The task: From the entries below, say how many lines carry the word "date", and give nothing but the number.

Task inputs:
-*-*-
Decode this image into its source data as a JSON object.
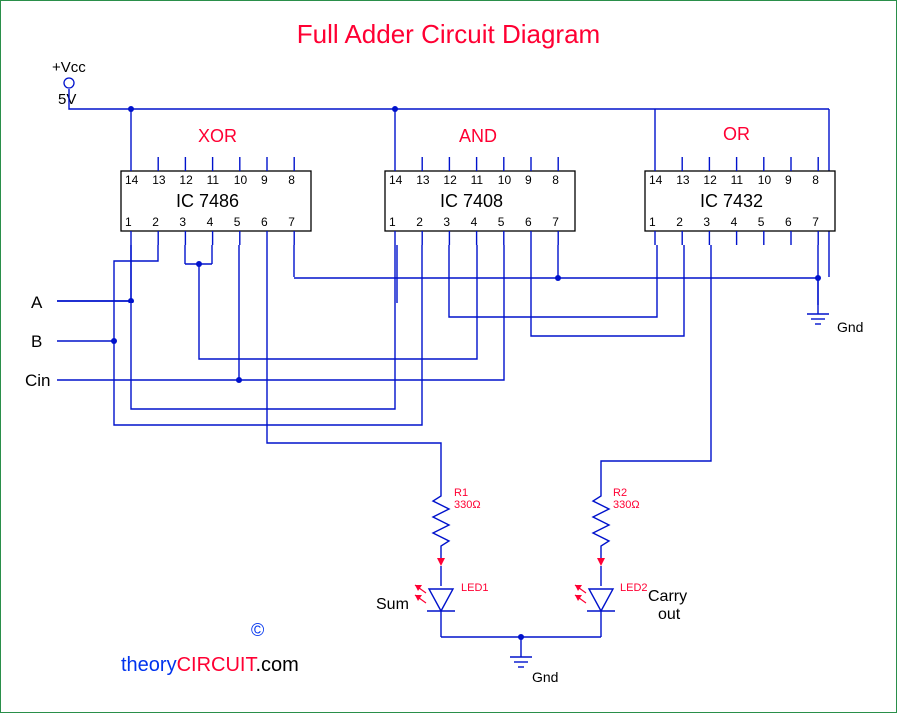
{
  "title": "Full Adder Circuit Diagram",
  "power": {
    "vcc": "+Vcc",
    "volt": "5V"
  },
  "gates": {
    "g1": "XOR",
    "g2": "AND",
    "g3": "OR"
  },
  "ics": {
    "ic1": "IC 7486",
    "ic2": "IC 7408",
    "ic3": "IC 7432"
  },
  "pins_top": [
    "14",
    "13",
    "12",
    "11",
    "10",
    "9",
    "8"
  ],
  "pins_bottom": [
    "1",
    "2",
    "3",
    "4",
    "5",
    "6",
    "7"
  ],
  "inputs": {
    "a": "A",
    "b": "B",
    "cin": "Cin"
  },
  "gnd": "Gnd",
  "components": {
    "r1_name": "R1",
    "r1_val": "330Ω",
    "r2_name": "R2",
    "r2_val": "330Ω",
    "led1": "LED1",
    "led2": "LED2"
  },
  "outputs": {
    "sum": "Sum",
    "carry1": "Carry",
    "carry2": "out"
  },
  "attrib": {
    "t1": "theory",
    "t2": "CIRCUIT",
    "t3": ".com",
    "copy": "©"
  }
}
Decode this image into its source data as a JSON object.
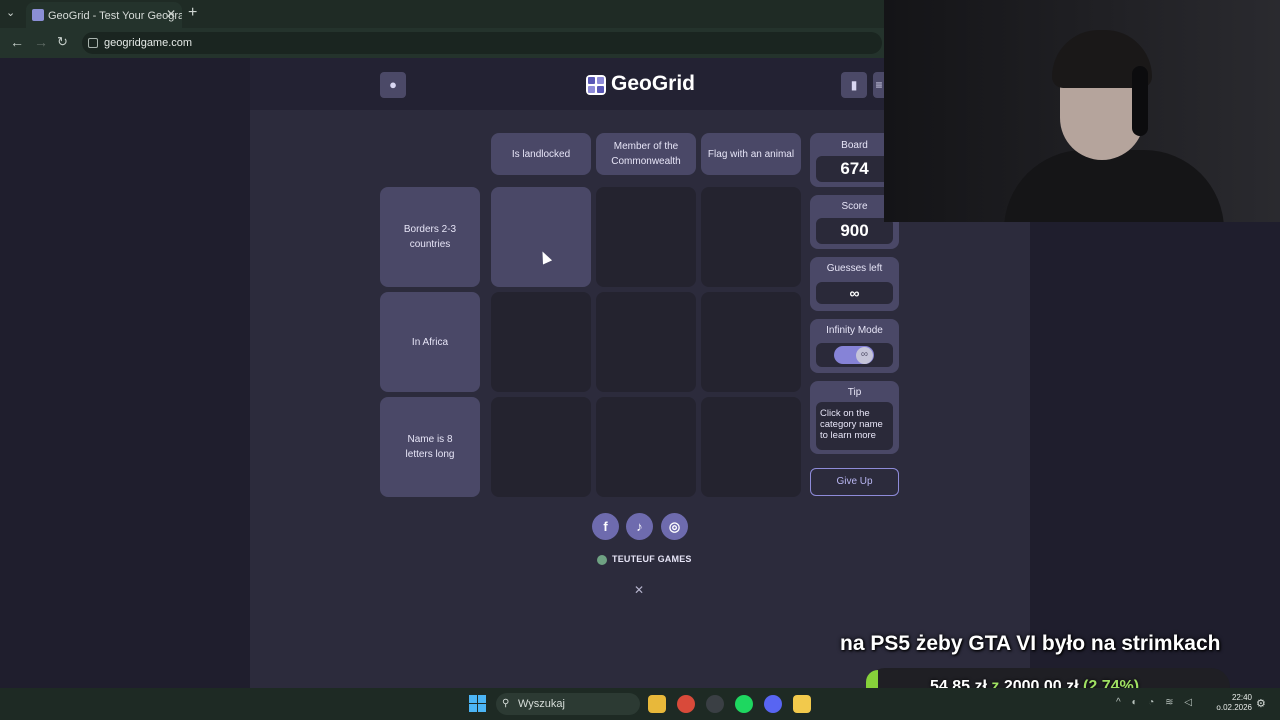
{
  "browser": {
    "tab_title": "GeoGrid - Test Your Geography",
    "url": "geogridgame.com",
    "new_tab_icon": "plus-icon",
    "close_icon": "close-icon"
  },
  "app": {
    "logo_text": "GeoGrid",
    "accent_color": "#8e8bd9"
  },
  "grid": {
    "columns": [
      "Is landlocked",
      "Member of the Commonwealth",
      "Flag with an animal"
    ],
    "rows": [
      "Borders 2-3 countries",
      "In Africa",
      "Name is 8 letters long"
    ]
  },
  "sidebar": {
    "board_label": "Board",
    "board_value": "674",
    "score_label": "Score",
    "score_value": "900",
    "guesses_label": "Guesses left",
    "guesses_value": "∞",
    "infinity_label": "Infinity Mode",
    "infinity_enabled": true,
    "tip_label": "Tip",
    "tip_text": "Click on the category name to learn more",
    "give_up_label": "Give Up"
  },
  "footer": {
    "brand": "TEUTEUF GAMES",
    "socials": [
      "facebook-icon",
      "tiktok-icon",
      "instagram-icon"
    ]
  },
  "overlay": {
    "donation_message": "na PS5 żeby GTA VI było na strimkach",
    "donation_current": "54,85 zł",
    "donation_sep": "z",
    "donation_goal": "2000,00 zł",
    "donation_percent": "(2.74%)",
    "donation_progress": 0.0274
  },
  "taskbar": {
    "search_placeholder": "Wyszukaj",
    "time": "22:40",
    "date": "o.02.2026"
  }
}
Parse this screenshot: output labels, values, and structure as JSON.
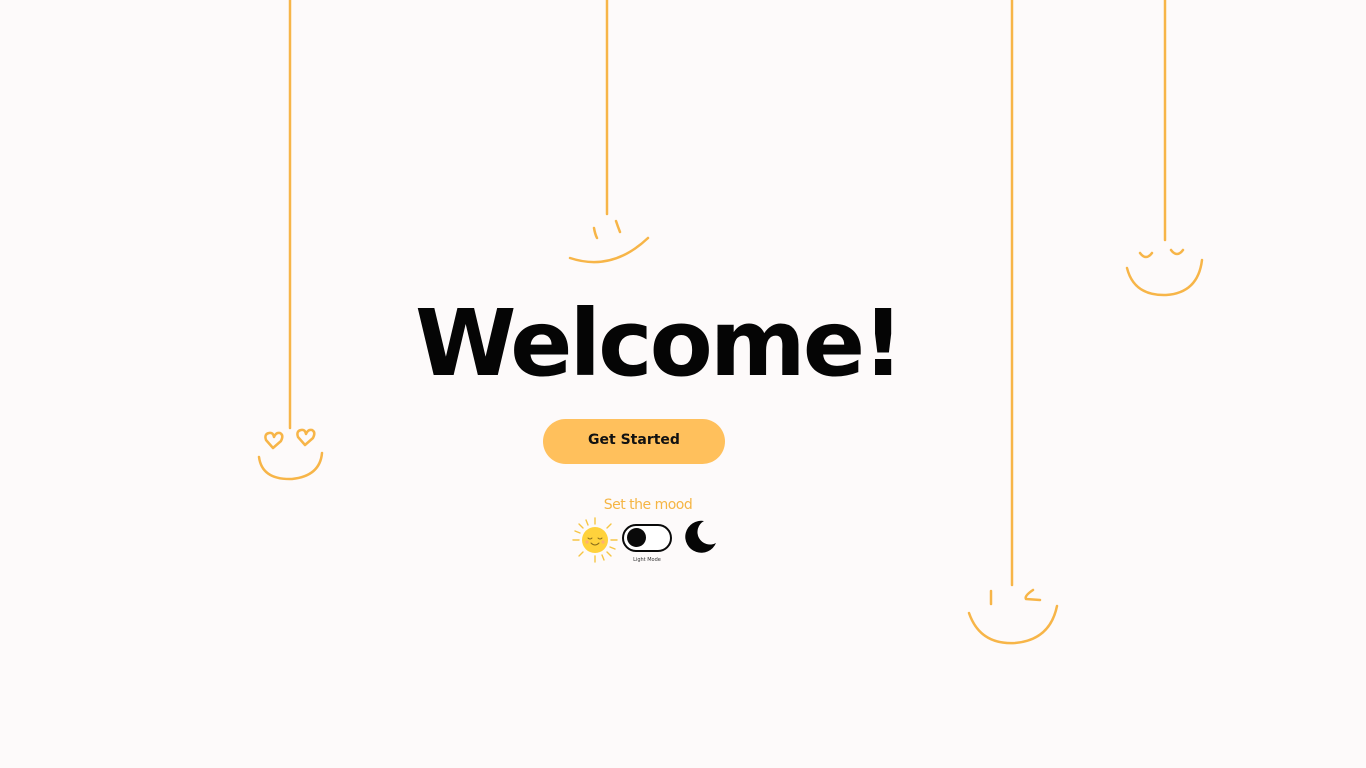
{
  "hero": {
    "title": "Welcome!"
  },
  "cta": {
    "label": "Get Started"
  },
  "mood": {
    "label": "Set the mood",
    "toggle_caption": "Light Mode",
    "toggle_state": "light",
    "left_icon": "sun-icon",
    "right_icon": "moon-icon"
  },
  "decorations": {
    "hanging_faces": [
      "smile-face",
      "heart-eyes-face",
      "wink-face",
      "happy-closed-eyes-face"
    ]
  },
  "colors": {
    "background": "#fdfafa",
    "accent": "#ffc05c",
    "text": "#050505",
    "string": "#f7b548"
  }
}
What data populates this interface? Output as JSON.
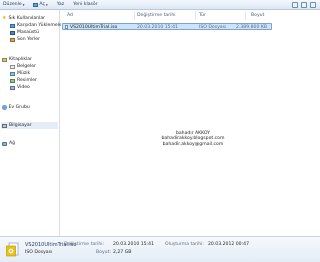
{
  "toolbar": {
    "organize": "Düzenle",
    "open": "Aç",
    "burn": "Yaz",
    "new_folder": "Yeni klasör"
  },
  "nav": {
    "favorites": "Sık Kullanılanlar",
    "downloads": "Karşıdan Yüklemeler",
    "desktop": "Masaüstü",
    "recent": "Son Yerler",
    "libraries": "Kitaplıklar",
    "documents": "Belgeler",
    "music": "Müzik",
    "pictures": "Resimler",
    "videos": "Video",
    "homegroup": "Ev Grubu",
    "computer": "Bilgisayar",
    "network": "Ağ"
  },
  "columns": {
    "name": "Ad",
    "date": "Değiştirme tarihi",
    "type": "Tür",
    "size": "Boyut"
  },
  "file": {
    "name": "VS2010UltimTrial.iso",
    "date": "20.03.2010 15:41",
    "type": "ISO Dosyası",
    "size": "2.389.800 KB"
  },
  "watermark": {
    "author": "bahadır AKKOY",
    "blog": "bahadirakkoy.blogspot.com",
    "email": "bahadir.akkoy@gmail.com"
  },
  "details": {
    "name": "VS2010UltimTrial.iso",
    "type": "ISO Dosyası",
    "mod_label": "Değiştirme tarihi:",
    "mod_value": "20.03.2010 15:41",
    "size_label": "Boyut:",
    "size_value": "2,27 GB",
    "created_label": "Oluşturma tarihi:",
    "created_value": "20.03.2012 00:47"
  }
}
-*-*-
Reply to the task: 3